## DESCRIPTION OF THE TASK
The required answer is each line in the entries below where "header" occurs.
= = = =
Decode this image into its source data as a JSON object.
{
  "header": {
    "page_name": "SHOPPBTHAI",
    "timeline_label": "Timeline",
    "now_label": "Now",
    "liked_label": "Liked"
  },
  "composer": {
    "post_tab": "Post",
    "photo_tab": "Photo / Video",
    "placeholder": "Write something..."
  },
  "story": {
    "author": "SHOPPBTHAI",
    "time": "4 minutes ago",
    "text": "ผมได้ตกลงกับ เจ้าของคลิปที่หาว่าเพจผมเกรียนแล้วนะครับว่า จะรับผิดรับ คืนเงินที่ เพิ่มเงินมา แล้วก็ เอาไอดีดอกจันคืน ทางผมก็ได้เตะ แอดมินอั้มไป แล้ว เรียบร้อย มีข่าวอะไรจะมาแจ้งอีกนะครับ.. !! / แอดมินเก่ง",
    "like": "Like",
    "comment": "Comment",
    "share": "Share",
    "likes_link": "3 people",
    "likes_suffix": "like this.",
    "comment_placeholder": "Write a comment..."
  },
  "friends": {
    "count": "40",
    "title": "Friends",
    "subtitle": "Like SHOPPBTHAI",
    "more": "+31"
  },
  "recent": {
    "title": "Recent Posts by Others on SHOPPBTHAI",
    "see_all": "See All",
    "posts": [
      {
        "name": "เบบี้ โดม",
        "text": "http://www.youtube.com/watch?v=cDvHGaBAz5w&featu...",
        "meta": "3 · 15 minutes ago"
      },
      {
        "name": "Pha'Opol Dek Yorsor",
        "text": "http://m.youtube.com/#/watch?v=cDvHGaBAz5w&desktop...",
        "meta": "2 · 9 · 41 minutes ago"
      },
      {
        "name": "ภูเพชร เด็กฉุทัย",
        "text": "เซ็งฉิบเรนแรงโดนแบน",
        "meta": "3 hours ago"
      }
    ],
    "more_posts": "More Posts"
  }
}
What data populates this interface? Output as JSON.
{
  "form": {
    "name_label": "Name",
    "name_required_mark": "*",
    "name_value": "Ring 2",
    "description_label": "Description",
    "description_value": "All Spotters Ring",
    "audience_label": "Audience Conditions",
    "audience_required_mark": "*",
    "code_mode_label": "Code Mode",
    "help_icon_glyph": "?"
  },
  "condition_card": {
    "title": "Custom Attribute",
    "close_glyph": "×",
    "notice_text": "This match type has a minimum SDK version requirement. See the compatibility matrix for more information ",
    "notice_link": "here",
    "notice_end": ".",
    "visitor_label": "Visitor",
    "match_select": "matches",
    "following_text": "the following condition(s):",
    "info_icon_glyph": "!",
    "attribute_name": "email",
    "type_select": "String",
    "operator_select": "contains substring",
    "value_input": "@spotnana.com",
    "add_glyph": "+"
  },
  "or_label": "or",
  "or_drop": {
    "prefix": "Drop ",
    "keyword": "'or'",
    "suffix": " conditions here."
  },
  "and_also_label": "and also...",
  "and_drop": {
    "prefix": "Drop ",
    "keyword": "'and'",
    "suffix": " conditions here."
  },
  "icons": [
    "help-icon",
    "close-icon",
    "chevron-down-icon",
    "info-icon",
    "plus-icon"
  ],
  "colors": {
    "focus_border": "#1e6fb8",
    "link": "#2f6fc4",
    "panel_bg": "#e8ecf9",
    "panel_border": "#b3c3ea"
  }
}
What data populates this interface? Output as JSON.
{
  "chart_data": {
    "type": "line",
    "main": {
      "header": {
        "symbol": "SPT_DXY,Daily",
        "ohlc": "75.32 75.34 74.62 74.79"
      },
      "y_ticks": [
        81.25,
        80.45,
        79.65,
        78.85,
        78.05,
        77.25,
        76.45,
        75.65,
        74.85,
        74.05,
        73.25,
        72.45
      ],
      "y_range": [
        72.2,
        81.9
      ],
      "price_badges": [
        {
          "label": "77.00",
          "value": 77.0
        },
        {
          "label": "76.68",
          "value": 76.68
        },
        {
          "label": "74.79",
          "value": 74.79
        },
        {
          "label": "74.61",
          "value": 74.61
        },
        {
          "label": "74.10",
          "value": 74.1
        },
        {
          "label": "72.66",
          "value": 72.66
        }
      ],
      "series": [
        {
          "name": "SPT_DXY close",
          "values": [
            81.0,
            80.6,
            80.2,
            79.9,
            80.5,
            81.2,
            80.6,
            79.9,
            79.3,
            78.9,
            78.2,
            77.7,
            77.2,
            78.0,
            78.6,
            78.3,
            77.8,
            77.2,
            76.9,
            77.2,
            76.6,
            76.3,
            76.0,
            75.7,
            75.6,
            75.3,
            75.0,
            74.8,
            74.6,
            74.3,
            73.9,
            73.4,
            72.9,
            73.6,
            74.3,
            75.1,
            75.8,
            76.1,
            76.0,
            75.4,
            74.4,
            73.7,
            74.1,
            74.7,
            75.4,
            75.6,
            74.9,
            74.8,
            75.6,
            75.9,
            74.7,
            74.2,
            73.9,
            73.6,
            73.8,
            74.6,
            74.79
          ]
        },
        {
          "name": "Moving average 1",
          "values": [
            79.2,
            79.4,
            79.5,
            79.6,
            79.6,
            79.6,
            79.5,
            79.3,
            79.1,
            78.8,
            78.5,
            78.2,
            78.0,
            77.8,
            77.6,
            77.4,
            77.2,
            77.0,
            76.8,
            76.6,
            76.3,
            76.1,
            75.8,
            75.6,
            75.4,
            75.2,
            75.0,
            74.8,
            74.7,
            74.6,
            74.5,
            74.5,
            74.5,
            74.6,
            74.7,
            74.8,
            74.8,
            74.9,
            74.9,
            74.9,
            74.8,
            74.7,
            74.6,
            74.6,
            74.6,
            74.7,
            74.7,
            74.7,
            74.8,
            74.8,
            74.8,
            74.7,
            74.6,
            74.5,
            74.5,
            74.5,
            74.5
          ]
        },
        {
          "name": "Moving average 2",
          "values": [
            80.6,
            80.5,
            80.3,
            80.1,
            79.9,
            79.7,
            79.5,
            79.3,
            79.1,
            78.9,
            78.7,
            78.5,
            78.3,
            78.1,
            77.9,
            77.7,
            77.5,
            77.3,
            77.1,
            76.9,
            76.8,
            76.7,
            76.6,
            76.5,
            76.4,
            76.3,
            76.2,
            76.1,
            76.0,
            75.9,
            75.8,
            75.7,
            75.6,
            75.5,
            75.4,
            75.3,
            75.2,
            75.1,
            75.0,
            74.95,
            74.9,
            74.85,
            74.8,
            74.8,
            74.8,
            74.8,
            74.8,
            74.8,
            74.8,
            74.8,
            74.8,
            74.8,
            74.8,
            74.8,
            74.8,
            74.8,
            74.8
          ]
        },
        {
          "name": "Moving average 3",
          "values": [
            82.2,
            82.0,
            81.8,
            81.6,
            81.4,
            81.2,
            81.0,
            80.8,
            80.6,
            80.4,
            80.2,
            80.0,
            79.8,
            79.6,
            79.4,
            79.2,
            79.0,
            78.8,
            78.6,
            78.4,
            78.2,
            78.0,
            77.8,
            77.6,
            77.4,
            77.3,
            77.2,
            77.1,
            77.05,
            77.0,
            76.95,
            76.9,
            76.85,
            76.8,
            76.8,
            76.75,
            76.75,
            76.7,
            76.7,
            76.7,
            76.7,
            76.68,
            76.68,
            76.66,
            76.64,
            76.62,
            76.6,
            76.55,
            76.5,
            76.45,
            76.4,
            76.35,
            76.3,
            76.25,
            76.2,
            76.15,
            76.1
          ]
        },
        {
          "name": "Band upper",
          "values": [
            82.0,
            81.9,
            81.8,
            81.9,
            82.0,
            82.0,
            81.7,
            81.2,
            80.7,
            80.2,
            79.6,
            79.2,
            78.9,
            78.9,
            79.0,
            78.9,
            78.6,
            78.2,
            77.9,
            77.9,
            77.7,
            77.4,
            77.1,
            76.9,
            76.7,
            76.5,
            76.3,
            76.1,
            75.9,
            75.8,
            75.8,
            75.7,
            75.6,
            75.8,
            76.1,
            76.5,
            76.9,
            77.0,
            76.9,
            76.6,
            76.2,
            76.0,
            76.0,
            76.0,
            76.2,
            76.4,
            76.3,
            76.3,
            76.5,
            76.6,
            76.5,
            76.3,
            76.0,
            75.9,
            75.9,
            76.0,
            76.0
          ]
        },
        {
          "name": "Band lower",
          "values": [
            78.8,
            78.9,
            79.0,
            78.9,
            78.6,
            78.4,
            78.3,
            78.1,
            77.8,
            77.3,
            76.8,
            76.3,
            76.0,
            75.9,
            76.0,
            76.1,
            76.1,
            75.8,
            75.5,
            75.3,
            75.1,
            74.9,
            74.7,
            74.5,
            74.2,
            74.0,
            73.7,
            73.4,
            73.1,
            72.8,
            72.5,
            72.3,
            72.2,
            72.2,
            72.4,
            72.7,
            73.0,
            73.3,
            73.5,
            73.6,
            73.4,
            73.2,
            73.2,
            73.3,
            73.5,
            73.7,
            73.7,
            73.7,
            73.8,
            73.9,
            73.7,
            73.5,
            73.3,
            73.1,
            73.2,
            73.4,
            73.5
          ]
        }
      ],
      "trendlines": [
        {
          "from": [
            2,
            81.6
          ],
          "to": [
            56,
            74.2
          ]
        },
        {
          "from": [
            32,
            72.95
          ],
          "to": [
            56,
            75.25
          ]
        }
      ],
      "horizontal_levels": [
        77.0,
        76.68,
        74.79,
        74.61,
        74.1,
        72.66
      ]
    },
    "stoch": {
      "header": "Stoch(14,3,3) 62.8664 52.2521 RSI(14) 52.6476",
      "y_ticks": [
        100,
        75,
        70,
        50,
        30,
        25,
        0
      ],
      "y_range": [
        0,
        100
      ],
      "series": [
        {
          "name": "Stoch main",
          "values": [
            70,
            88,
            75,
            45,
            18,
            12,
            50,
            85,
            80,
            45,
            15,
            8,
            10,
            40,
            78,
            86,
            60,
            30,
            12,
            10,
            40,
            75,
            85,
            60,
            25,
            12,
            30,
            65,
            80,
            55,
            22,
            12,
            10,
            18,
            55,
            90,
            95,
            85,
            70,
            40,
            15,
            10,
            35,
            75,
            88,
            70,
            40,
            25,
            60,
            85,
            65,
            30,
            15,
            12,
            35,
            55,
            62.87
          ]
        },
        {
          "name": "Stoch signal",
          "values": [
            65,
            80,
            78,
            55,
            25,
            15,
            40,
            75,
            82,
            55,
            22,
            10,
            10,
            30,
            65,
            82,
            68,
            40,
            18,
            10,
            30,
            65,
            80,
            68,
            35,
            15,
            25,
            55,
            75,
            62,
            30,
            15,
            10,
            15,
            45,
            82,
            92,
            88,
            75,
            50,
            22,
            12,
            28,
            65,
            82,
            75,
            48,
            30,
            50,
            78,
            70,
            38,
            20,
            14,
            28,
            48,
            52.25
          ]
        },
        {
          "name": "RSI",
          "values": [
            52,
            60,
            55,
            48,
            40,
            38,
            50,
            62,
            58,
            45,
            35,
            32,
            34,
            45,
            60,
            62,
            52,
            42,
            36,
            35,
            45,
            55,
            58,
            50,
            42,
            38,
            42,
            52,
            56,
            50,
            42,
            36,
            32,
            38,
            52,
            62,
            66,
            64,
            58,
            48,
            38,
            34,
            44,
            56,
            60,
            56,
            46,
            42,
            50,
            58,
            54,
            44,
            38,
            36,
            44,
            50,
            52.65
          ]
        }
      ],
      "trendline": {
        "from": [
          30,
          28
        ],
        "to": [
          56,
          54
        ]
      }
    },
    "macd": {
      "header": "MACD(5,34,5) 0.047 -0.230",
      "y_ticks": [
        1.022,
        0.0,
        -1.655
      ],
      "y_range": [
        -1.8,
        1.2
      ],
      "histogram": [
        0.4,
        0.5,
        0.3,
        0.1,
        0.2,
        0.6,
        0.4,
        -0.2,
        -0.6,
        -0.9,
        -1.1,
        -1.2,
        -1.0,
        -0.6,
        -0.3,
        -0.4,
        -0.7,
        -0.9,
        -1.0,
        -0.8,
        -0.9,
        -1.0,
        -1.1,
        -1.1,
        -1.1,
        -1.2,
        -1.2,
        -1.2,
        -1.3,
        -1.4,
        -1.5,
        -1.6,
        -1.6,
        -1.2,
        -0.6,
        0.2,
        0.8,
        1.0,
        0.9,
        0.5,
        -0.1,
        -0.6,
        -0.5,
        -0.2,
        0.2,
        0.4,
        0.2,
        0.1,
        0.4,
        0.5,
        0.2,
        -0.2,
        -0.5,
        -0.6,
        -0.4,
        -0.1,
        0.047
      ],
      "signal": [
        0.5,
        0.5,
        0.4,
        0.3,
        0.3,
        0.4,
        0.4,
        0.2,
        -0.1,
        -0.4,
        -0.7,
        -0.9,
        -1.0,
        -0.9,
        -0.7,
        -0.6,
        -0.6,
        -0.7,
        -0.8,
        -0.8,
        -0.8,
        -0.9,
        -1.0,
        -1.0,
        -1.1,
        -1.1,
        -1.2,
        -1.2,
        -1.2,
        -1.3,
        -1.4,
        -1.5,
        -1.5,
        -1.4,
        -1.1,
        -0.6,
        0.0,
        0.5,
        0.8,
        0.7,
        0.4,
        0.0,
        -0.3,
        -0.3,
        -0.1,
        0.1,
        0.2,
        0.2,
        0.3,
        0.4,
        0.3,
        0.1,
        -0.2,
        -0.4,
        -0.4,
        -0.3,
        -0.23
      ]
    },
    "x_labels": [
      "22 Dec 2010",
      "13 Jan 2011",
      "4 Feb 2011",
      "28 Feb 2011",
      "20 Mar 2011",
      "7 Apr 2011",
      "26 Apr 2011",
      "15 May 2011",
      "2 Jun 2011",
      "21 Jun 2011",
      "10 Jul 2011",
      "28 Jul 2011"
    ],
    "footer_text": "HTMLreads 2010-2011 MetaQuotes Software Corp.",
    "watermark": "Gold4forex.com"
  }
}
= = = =
## OUTPUT OF THE TASK
  "header": {
      "header": {
      "header": "Stoch(14,3,3) 62.8664 52.2521 RSI(14) 52.6476",
      "header": "MACD(5,34,5) 0.047 -0.230",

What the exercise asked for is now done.